2 - After watching that video, the next step is to learn HOW to use those basic programming skills to solve problems. There are a few books on algorithims that you should read, and then attempt to implement the solutions on you own. Learning how to program is actually a repetitive process of writing code to solve simple problems, and then progressively solving more complex problems. Every step in writing code is simple....its just being able to juggle all the steps in your head, so that you know "what should i do next" that makes somebody a good programmer....and the only way to get there is a combo of practice with trial and error. Programming is similar to a physical sport, in the regard that you learn by doing. You can read all the books about playing tennis....but that won't make you a great tennis player...only practice playing tennis will improve your tennis skills. Its the same with writing code...only trying to solve a problem with writing code will make you good at writing code. You start with a problem to solve, then you research what are the best ways to solve the problem (you might start by searching stackexchange.com)....then you write the code to solve the problem...and then you go back and try to make your code better (fix bugs, make certain processes more efficient, maybe you'll think of a better way of solving the problem...better being more elegant, more efficient, handles more possible situations, better understanding of edge conditions, etc..). Since you only really learn how to code by practice, it would be a waste of time and $$ to major in computer science when all the teaching material is available in free online courses...and the Python is available for free.
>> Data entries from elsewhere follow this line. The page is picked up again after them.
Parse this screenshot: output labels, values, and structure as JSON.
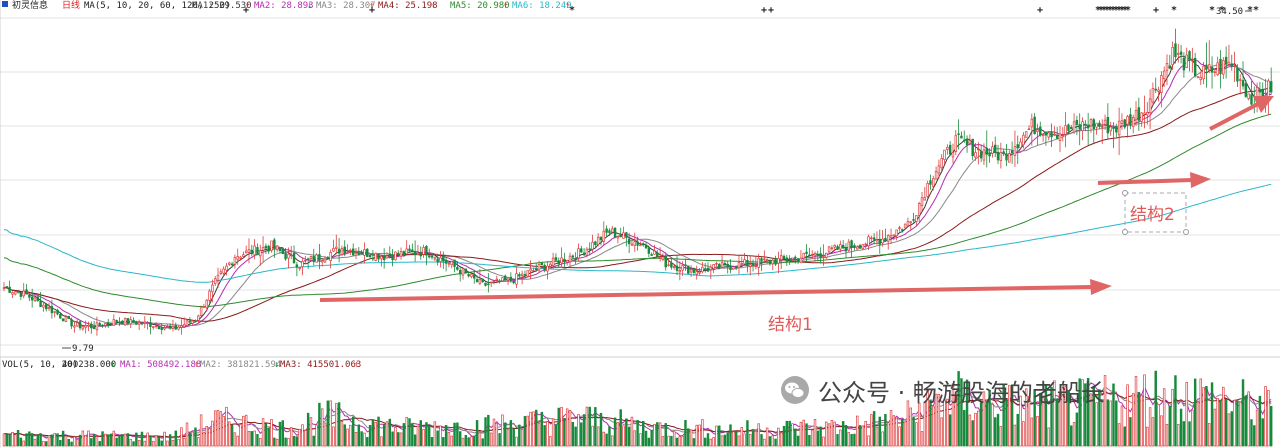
{
  "header": {
    "stock_name": "初灵信息",
    "period": "日线",
    "ma_spec": "MA(5, 10, 20, 60, 120, 250)",
    "ma_items": [
      {
        "label": "MA1: 29.530",
        "arrow": "↑",
        "color": "#3a3a3a"
      },
      {
        "label": "MA2: 28.893",
        "arrow": "↓",
        "color": "#b52bb5"
      },
      {
        "label": "MA3: 28.307",
        "arrow": "↑",
        "color": "#888888"
      },
      {
        "label": "MA4: 25.198",
        "arrow": "↑",
        "color": "#8b1a1a"
      },
      {
        "label": "MA5: 20.980",
        "arrow": "↑",
        "color": "#2e8b2e"
      },
      {
        "label": "MA6: 18.249",
        "arrow": "↑",
        "color": "#2ab7c9"
      }
    ]
  },
  "volume_header": {
    "spec": "VOL(5, 10, 20)",
    "value": "400238.000",
    "value_arrow": "↓",
    "items": [
      {
        "label": "MA1: 508492.188",
        "arrow": "↑",
        "color": "#b52bb5"
      },
      {
        "label": "MA2: 381821.594",
        "arrow": "↓",
        "color": "#888888"
      },
      {
        "label": "MA3: 415501.063",
        "arrow": "↑",
        "color": "#8b1a1a"
      }
    ]
  },
  "annotations": {
    "low_price": "9.79",
    "high_price": "34.50",
    "structure1": "结构1",
    "structure2": "结构2"
  },
  "watermark": {
    "text": "公众号 · 畅游股海的老船长"
  },
  "colors": {
    "up": "#e03c3c",
    "down": "#178a3c",
    "arrow": "#e06666",
    "ma5": "#3a3a3a",
    "ma10": "#b52bb5",
    "ma20": "#888888",
    "ma60": "#8b1a1a",
    "ma120": "#2e8b2e",
    "ma250": "#2ab7c9"
  },
  "chart_data": {
    "type": "candlestick",
    "ylim": [
      8,
      36
    ],
    "price_waypoints": [
      [
        0,
        13.6
      ],
      [
        8,
        13.0
      ],
      [
        18,
        11.6
      ],
      [
        25,
        10.5
      ],
      [
        32,
        10.4
      ],
      [
        40,
        10.9
      ],
      [
        52,
        10.6
      ],
      [
        60,
        10.2
      ],
      [
        68,
        11.0
      ],
      [
        75,
        14.0
      ],
      [
        82,
        16.2
      ],
      [
        95,
        17.0
      ],
      [
        105,
        15.5
      ],
      [
        120,
        16.8
      ],
      [
        135,
        16.2
      ],
      [
        150,
        16.6
      ],
      [
        160,
        15.3
      ],
      [
        170,
        13.8
      ],
      [
        180,
        14.2
      ],
      [
        190,
        15.2
      ],
      [
        205,
        16.5
      ],
      [
        215,
        18.2
      ],
      [
        228,
        17.0
      ],
      [
        235,
        15.6
      ],
      [
        245,
        15.0
      ],
      [
        255,
        15.3
      ],
      [
        265,
        15.6
      ],
      [
        278,
        15.9
      ],
      [
        290,
        16.4
      ],
      [
        300,
        17.0
      ],
      [
        312,
        17.6
      ],
      [
        322,
        19.0
      ],
      [
        330,
        23.0
      ],
      [
        338,
        25.6
      ],
      [
        346,
        24.8
      ],
      [
        355,
        24.4
      ],
      [
        365,
        26.8
      ],
      [
        375,
        26.3
      ],
      [
        385,
        27.0
      ],
      [
        395,
        26.7
      ],
      [
        405,
        28.2
      ],
      [
        415,
        32.8
      ],
      [
        425,
        31.0
      ],
      [
        436,
        32.0
      ],
      [
        443,
        29.0
      ],
      [
        450,
        30.0
      ]
    ],
    "volume_ylim": [
      0,
      1200000
    ],
    "volume_waypoints": [
      [
        0,
        180000
      ],
      [
        60,
        150000
      ],
      [
        75,
        420000
      ],
      [
        100,
        280000
      ],
      [
        115,
        480000
      ],
      [
        140,
        300000
      ],
      [
        170,
        320000
      ],
      [
        205,
        460000
      ],
      [
        230,
        300000
      ],
      [
        260,
        260000
      ],
      [
        300,
        320000
      ],
      [
        320,
        450000
      ],
      [
        335,
        800000
      ],
      [
        360,
        650000
      ],
      [
        385,
        700000
      ],
      [
        410,
        850000
      ],
      [
        430,
        780000
      ],
      [
        450,
        600000
      ]
    ],
    "moving_averages": [
      5,
      10,
      20,
      60,
      120,
      250
    ]
  }
}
Math is a more difficult nut to crack. If you are not a math savant, then you will need lots of hand holding and guidance from your math professors, when it comes to the more advanced topics. The advanced math is where the big $$ is (in this quant developer career path), because so few have those skills. Basic law of supply and demand.
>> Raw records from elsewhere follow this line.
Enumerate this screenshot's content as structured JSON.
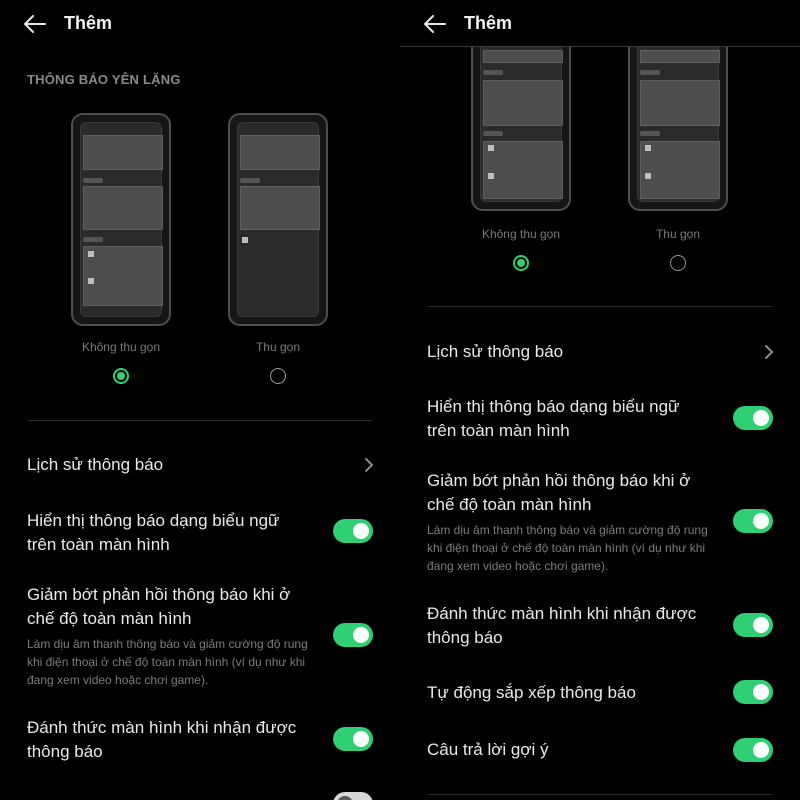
{
  "left": {
    "header": {
      "title": "Thêm"
    },
    "section_heading": "THÔNG BÁO YÊN LẶNG",
    "styles": [
      {
        "label": "Không thu gọn",
        "selected": true
      },
      {
        "label": "Thu gọn",
        "selected": false
      }
    ],
    "rows": [
      {
        "label": "Lịch sử thông báo",
        "control": "chevron"
      },
      {
        "label": "Hiển thị thông báo dạng biểu ngữ trên toàn màn hình",
        "control": "toggle",
        "on": true
      },
      {
        "label": "Giảm bớt phản hồi thông báo khi ở chế độ toàn màn hình",
        "sub": "Làm dịu âm thanh thông báo và giảm cường độ rung khi điện thoại ở chế độ toàn màn hình (ví dụ như khi đang xem video hoặc chơi game).",
        "control": "toggle",
        "on": true
      },
      {
        "label": "Đánh thức màn hình khi nhận được thông báo",
        "control": "toggle",
        "on": true
      }
    ]
  },
  "right": {
    "header": {
      "title": "Thêm"
    },
    "styles": [
      {
        "label": "Không thu gọn",
        "selected": true
      },
      {
        "label": "Thu gọn",
        "selected": false
      }
    ],
    "rows": [
      {
        "label": "Lịch sử thông báo",
        "control": "chevron"
      },
      {
        "label": "Hiển thị thông báo dạng biểu ngữ trên toàn màn hình",
        "control": "toggle",
        "on": true
      },
      {
        "label": "Giảm bớt phản hồi thông báo khi ở chế độ toàn màn hình",
        "sub": "Làm dịu âm thanh thông báo và giảm cường độ rung khi điện thoại ở chế độ toàn màn hình (ví dụ như khi đang xem video hoặc chơi game).",
        "control": "toggle",
        "on": true
      },
      {
        "label": "Đánh thức màn hình khi nhận được thông báo",
        "control": "toggle",
        "on": true
      },
      {
        "label": "Tự động sắp xếp thông báo",
        "control": "toggle",
        "on": true
      },
      {
        "label": "Câu trả lời gợi ý",
        "control": "toggle",
        "on": true
      }
    ]
  },
  "colors": {
    "accent": "#2fcf73",
    "background": "#000000",
    "text": "#e9e9e9",
    "muted": "#7c7c7c"
  },
  "icons": {
    "back": "arrow-left-icon",
    "chevron": "chevron-right-icon"
  }
}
However, if you want to build apps, maybe build a startup company based on some tech design....build the next AirBnB, then computer science (double major with marketing) is the major for you. But, if you want to be a quant, then just major in math, and learn how to program on the side.

This brings me back to your original question with a question....what do you really want to do with your life?

just google it...you're welcome

    • 1
Dec 28, 2018

I think you forgot to link the Python video, but it doesn't matter. I'm proficient with Python, and I have some (not not a lot of) experience with SQL and other databases.

I agree that the math is harder than the programming. A CS degree has the advantage of being transferable to a career in data science/AI as well, though. Is machine learning and the like widely used in quant research, or not really?

Dec 31, 2018

machine learning is used by some, but not all quants. Most all quant research will require you to understand how to construct a non-linear curve to best fit some kind of non-linear data (understand how the math models work, and be able to manipulate them....and there are multiple ways to do this) as well as other non-linear math models...this is not necessarily machine learning (tho machine learning will do some of these things also).

Its relatively easy to setup a tensor flow neural net in Python...but depending on the initial problem set, a neural net is not always the best solution. A good quant understands the problem, and also understands the minutia of what the different types of solutions can offer, and then chooses to implement the best solution for the given problem. In this way, being a quant is a bit more art than science (since we are always working with some degree of unknown). The only way to understand the minutia of how different solutions will affect a problem set is by understanding the more advanced math...which is why i strongly suggest majoring in math, if you have the aptitude. Learning the coding aspect (to the point where you can implement any solution with grace) just takes practice...but the same can't be said for the advanced math.

Both Math and computer science are transferable skills....math moreso in the finance world...computer science in a variety of tech fields.

just google it...you're welcome